Today’s special recipe comes from Ana Díaz Negrillo, professor of the Department of English and German, and it is a Scottish Shortbread. It brings a very informative introducction so we can learn a little bit about Scotland’s culture and history. What are you waiting? Keep on reading!
Scottish cookery has always differed from culinary endeavours south of the Border. The Romans influenced English cooking but as they did not venture far into Scotland, historically Scottish cuisine developed slowly. Scottish cooking methods advanced through the influence of the French at the court of Mary Queen of Scots and later through the elaborate dishes served to English lords with Scottish estates. Queen Victoria and Prince Albert acquired Balmoral in the 19th century and whilst they brought with them the rich food of the English court, they also liked to serve traditional Scottish dishes to important visitors.
Scottish cooks have always been famous for their soups, haggis (a dish traditionally served on Burns Night) and their baking, especially scones, pancakes, fruit cakes, oatcakes and shortbread.
The story of shortbread begins with the medieval “biscuit bread”. Any leftover dough from bread making was dried out in a low oven until it hardened into a type of rusk: the word “biscuit” means “twice cooked”. Gradually the yeast in the bread was replaced by butter, and biscuit bread developed into shortbread.

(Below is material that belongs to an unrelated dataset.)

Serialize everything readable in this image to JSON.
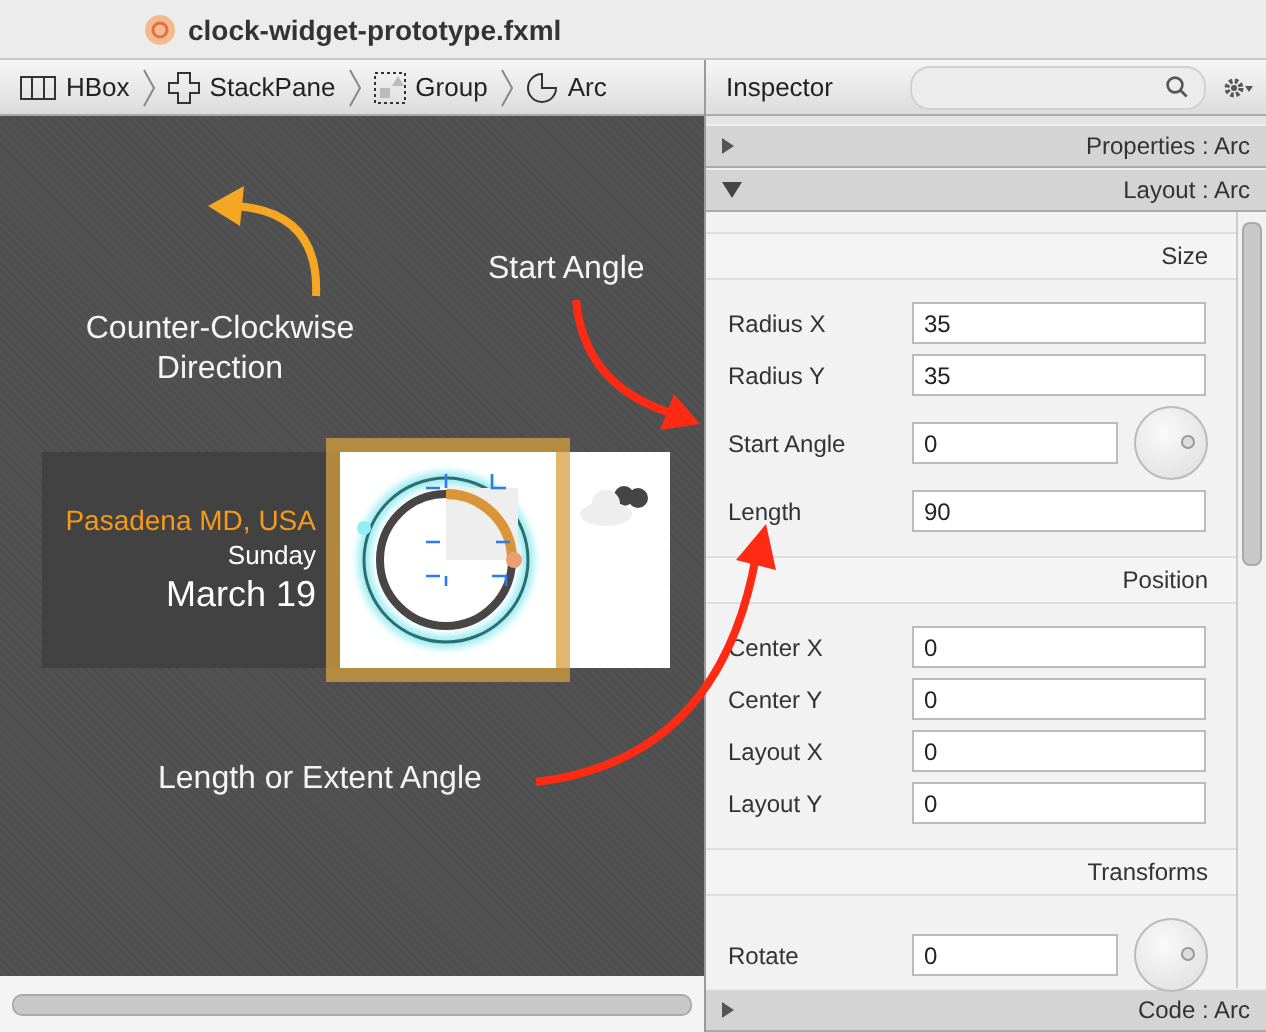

Shortbread was an expensive luxury and for ordinary people, shortbread was a special treat reserved just for special occasions such as weddings, Christmas and New Year. In Shetland it was traditional to break a decorated shortbread cake over the head of a new bride on the threshold of her new home. The custom of eating shortbread at New Year has its origins in the ancient pagan Yule Cakes which symbolised the sun. In Scotland it is still traditionally offered to “first footers” at New Year.

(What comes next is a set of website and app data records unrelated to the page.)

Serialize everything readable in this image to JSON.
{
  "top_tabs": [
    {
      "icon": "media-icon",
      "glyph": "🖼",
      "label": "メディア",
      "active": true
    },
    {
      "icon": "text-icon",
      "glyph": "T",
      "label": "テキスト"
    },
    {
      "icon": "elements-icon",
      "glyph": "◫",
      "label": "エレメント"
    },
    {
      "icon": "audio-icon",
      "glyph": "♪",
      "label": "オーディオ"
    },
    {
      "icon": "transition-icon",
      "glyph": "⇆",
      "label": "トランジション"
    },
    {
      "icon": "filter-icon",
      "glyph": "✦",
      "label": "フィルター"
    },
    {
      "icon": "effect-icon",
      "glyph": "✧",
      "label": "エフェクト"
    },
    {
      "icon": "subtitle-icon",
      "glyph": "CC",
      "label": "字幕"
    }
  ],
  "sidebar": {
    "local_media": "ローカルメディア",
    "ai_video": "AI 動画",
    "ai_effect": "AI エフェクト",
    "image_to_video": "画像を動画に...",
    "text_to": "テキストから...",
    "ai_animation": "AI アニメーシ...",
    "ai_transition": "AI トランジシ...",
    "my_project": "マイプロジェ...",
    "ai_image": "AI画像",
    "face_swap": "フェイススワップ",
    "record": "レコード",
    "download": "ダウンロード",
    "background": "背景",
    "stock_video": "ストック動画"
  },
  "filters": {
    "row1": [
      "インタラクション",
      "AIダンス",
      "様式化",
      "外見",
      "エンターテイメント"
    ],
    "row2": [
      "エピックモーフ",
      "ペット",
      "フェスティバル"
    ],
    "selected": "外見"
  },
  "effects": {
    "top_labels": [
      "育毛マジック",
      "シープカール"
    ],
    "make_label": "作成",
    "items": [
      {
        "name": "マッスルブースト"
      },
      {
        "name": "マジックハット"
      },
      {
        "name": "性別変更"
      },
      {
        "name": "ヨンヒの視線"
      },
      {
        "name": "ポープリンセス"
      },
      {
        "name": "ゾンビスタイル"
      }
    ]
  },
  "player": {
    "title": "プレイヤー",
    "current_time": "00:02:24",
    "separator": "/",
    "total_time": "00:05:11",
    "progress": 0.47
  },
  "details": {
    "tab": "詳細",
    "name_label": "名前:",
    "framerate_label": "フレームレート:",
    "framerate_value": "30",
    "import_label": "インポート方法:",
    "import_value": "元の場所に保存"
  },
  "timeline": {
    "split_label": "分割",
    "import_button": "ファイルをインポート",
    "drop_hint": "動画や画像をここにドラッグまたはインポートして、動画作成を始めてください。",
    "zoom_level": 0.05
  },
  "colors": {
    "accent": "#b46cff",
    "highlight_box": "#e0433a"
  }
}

Shortbread has been attributed to Mary, Queen of Scots, who in the mid-16th century was said to be very fond of Petticoat Tails, a thin, crisp, buttery shortbread originally flavoured with caraway seeds.
There are two theories regarding the name of these biscuits. It has been suggested that the name “petticoat tail” may be a corruption of the French petites gatelles (“little cakes”).

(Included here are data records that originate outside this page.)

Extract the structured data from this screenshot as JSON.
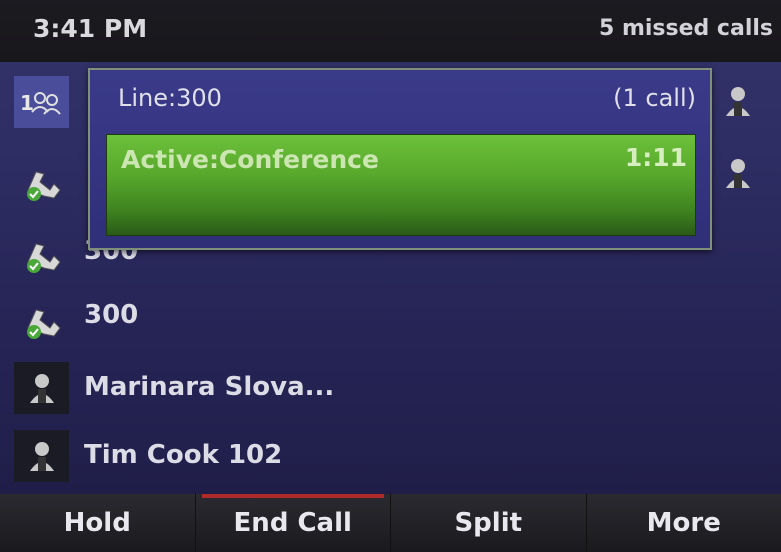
{
  "status_bar": {
    "time": "3:41 PM",
    "missed_calls": "5 missed calls"
  },
  "line_keys": [
    {
      "label": "",
      "icon": "conference-icon",
      "badge": "1"
    },
    {
      "label": "",
      "icon": "phone-handset-icon"
    },
    {
      "label": "300",
      "icon": "phone-handset-icon"
    },
    {
      "label": "300",
      "icon": "phone-handset-icon"
    },
    {
      "label": "Marinara Slova...",
      "icon": "contact-icon"
    },
    {
      "label": "Tim Cook 102",
      "icon": "contact-icon"
    }
  ],
  "popup": {
    "line": "Line:300",
    "calls": "(1 call)",
    "active_label": "Active:Conference",
    "active_time": "1:11"
  },
  "softkeys": [
    "Hold",
    "End Call",
    "Split",
    "More"
  ],
  "colors": {
    "accent_green": "#58a82c",
    "endcall_red": "#b02a2a",
    "background_blue": "#2d2d63"
  }
}
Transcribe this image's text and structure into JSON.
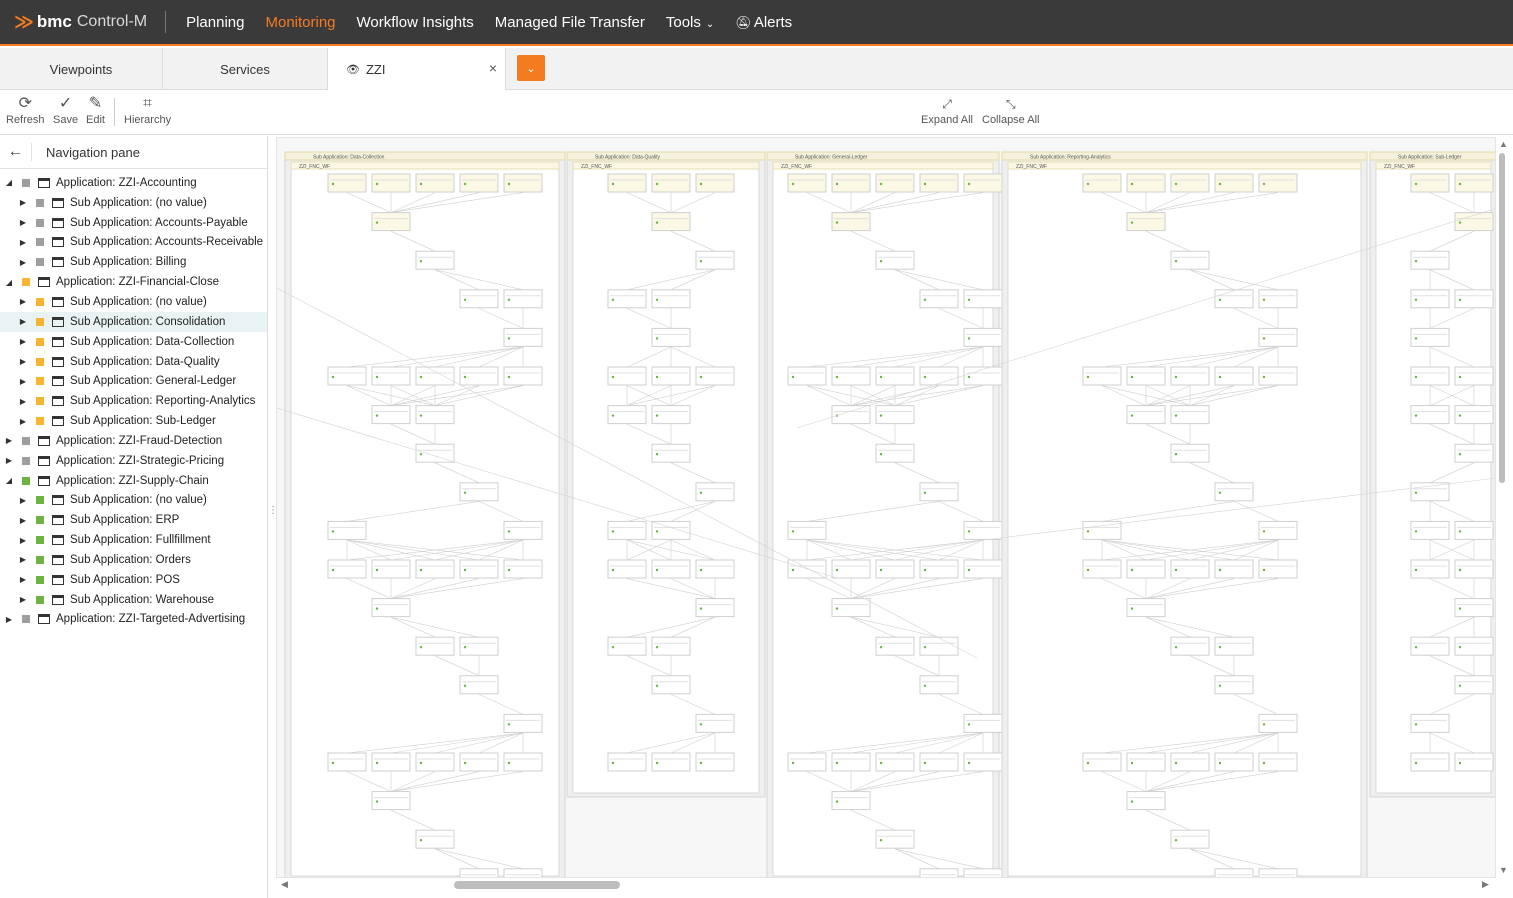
{
  "brand": {
    "logo": "≫",
    "company": "bmc",
    "product": "Control-M"
  },
  "topnav": [
    {
      "label": "Planning",
      "active": false
    },
    {
      "label": "Monitoring",
      "active": true
    },
    {
      "label": "Workflow Insights",
      "active": false
    },
    {
      "label": "Managed File Transfer",
      "active": false
    },
    {
      "label": "Tools",
      "active": false
    },
    {
      "label": "Alerts",
      "active": false
    }
  ],
  "tabs": {
    "viewpoints": "Viewpoints",
    "services": "Services",
    "active": "ZZI",
    "close": "×"
  },
  "toolbar": {
    "refresh": "Refresh",
    "save": "Save",
    "edit": "Edit",
    "hierarchy": "Hierarchy",
    "expand_all": "Expand All",
    "collapse_all": "Collapse All"
  },
  "nav_pane": {
    "title": "Navigation pane",
    "items": [
      {
        "label": "Application: ZZI-Accounting",
        "level": 0,
        "expanded": true,
        "status_color": "#9e9e9e"
      },
      {
        "label": "Sub Application: (no value)",
        "level": 1,
        "expanded": false,
        "status_color": "#9e9e9e"
      },
      {
        "label": "Sub Application: Accounts-Payable",
        "level": 1,
        "expanded": false,
        "status_color": "#9e9e9e"
      },
      {
        "label": "Sub Application: Accounts-Receivable",
        "level": 1,
        "expanded": false,
        "status_color": "#9e9e9e"
      },
      {
        "label": "Sub Application: Billing",
        "level": 1,
        "expanded": false,
        "status_color": "#9e9e9e"
      },
      {
        "label": "Application: ZZI-Financial-Close",
        "level": 0,
        "expanded": true,
        "status_color": "#f5b52e"
      },
      {
        "label": "Sub Application: (no value)",
        "level": 1,
        "expanded": false,
        "status_color": "#f5b52e"
      },
      {
        "label": "Sub Application: Consolidation",
        "level": 1,
        "expanded": false,
        "status_color": "#f5b52e",
        "selected": true
      },
      {
        "label": "Sub Application: Data-Collection",
        "level": 1,
        "expanded": false,
        "status_color": "#f5b52e"
      },
      {
        "label": "Sub Application: Data-Quality",
        "level": 1,
        "expanded": false,
        "status_color": "#f5b52e"
      },
      {
        "label": "Sub Application: General-Ledger",
        "level": 1,
        "expanded": false,
        "status_color": "#f5b52e"
      },
      {
        "label": "Sub Application: Reporting-Analytics",
        "level": 1,
        "expanded": false,
        "status_color": "#f5b52e"
      },
      {
        "label": "Sub Application: Sub-Ledger",
        "level": 1,
        "expanded": false,
        "status_color": "#f5b52e"
      },
      {
        "label": "Application: ZZI-Fraud-Detection",
        "level": 0,
        "expanded": false,
        "status_color": "#9e9e9e"
      },
      {
        "label": "Application: ZZI-Strategic-Pricing",
        "level": 0,
        "expanded": false,
        "status_color": "#9e9e9e"
      },
      {
        "label": "Application: ZZI-Supply-Chain",
        "level": 0,
        "expanded": true,
        "status_color": "#6cb33f"
      },
      {
        "label": "Sub Application: (no value)",
        "level": 1,
        "expanded": false,
        "status_color": "#6cb33f"
      },
      {
        "label": "Sub Application: ERP",
        "level": 1,
        "expanded": false,
        "status_color": "#6cb33f"
      },
      {
        "label": "Sub Application: Fullfillment",
        "level": 1,
        "expanded": false,
        "status_color": "#6cb33f"
      },
      {
        "label": "Sub Application: Orders",
        "level": 1,
        "expanded": false,
        "status_color": "#6cb33f"
      },
      {
        "label": "Sub Application: POS",
        "level": 1,
        "expanded": false,
        "status_color": "#6cb33f"
      },
      {
        "label": "Sub Application: Warehouse",
        "level": 1,
        "expanded": false,
        "status_color": "#6cb33f"
      },
      {
        "label": "Application: ZZI-Targeted-Advertising",
        "level": 0,
        "expanded": false,
        "status_color": "#9e9e9e"
      }
    ]
  },
  "canvas": {
    "groups": [
      {
        "title": "Sub Application: Data-Collection",
        "folder": "ZZI_FNC_WF"
      },
      {
        "title": "Sub Application: Data-Quality",
        "folder": "ZZI_FNC_WF"
      },
      {
        "title": "Sub Application: General-Ledger",
        "folder": "ZZI_FNC_WF"
      },
      {
        "title": "Sub Application: Reporting-Analytics",
        "folder": "ZZI_FNC_WF"
      },
      {
        "title": "Sub Application: Sub-Ledger",
        "folder": "ZZI_FNC_WF"
      }
    ]
  },
  "colors": {
    "accent": "#f47b20",
    "topbar": "#3a3a3a",
    "selected_row": "#e9f3f4",
    "status_ok": "#6cb33f",
    "status_warn": "#f5b52e",
    "status_neutral": "#9e9e9e"
  },
  "icons": [
    "bmc-logo-icon",
    "tools-chevron-icon",
    "alerts-bell-icon",
    "eye-icon",
    "close-icon",
    "dropdown-chevron-icon",
    "refresh-icon",
    "save-check-icon",
    "edit-pencil-icon",
    "hierarchy-icon",
    "expand-all-icon",
    "collapse-all-icon",
    "back-arrow-icon",
    "window-icon",
    "caret-icon",
    "status-square-icon"
  ]
}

However these traditional Scottish shortbread biscuits may in fact date back beyond the 12th century. The triangles fit together into a circle and echo the shape of the pieces of fabric used to make a full-gored petticoat during the reign of Elizabeth I. The theory here is that the name may have come from the word for the pattern which was ‘tally’, and so the biscuits became known as ‘petticoat tallis’.
Shortbread is traditionally formed into one of three shapes: one large circle divided into segments (“Petticoat Tails”); individual round biscuits (“Shortbread Rounds”); or a thick rectangular slab cut into “fingers”.
- 200g/7oz unsalted butter, at room temperature, cut into small cubes
- 100g/3½oz sugar, plus extra for sprinkling
- 1 tsp vanilla extract
- 300g/10½oz plain flour, sifted, plus extra for dusting
- Preheat the oven to 160C/325F/Gas 3.
- Mix together the butter and sugar, either by hand or using an electric hand whisk, until pale and smooth. Add the vanilla extract, then gently mix in the flour until completely incorporated (try not to work the flour too much or the biscuits will not be so crumbly). Using your hands, squeeze the mixture together into a ball of dough.
- Gently roll the dough out to about 5mm/¼in thick (dust the work surface with a little flour if the dough sticks). Cut into shapes using a biscuit cutter. Transfer the biscuits to a baking tray lined with baking parchment (or a non-stick baking tray) and chill in the fridge for 15 minutes to rest (chilling makes them hold their shape better when baking).
- Before cooking, sprinkle each biscuit with a pinch of granulated sugar. Bake in the preheated oven for 15-20 minutes, or until pale golden-brown.
- Remove from the oven and transfer the biscuits to a wire rack to cool.
Sent by: Ana Díaz Negrillo
Editors: C.L.C., E.R.S.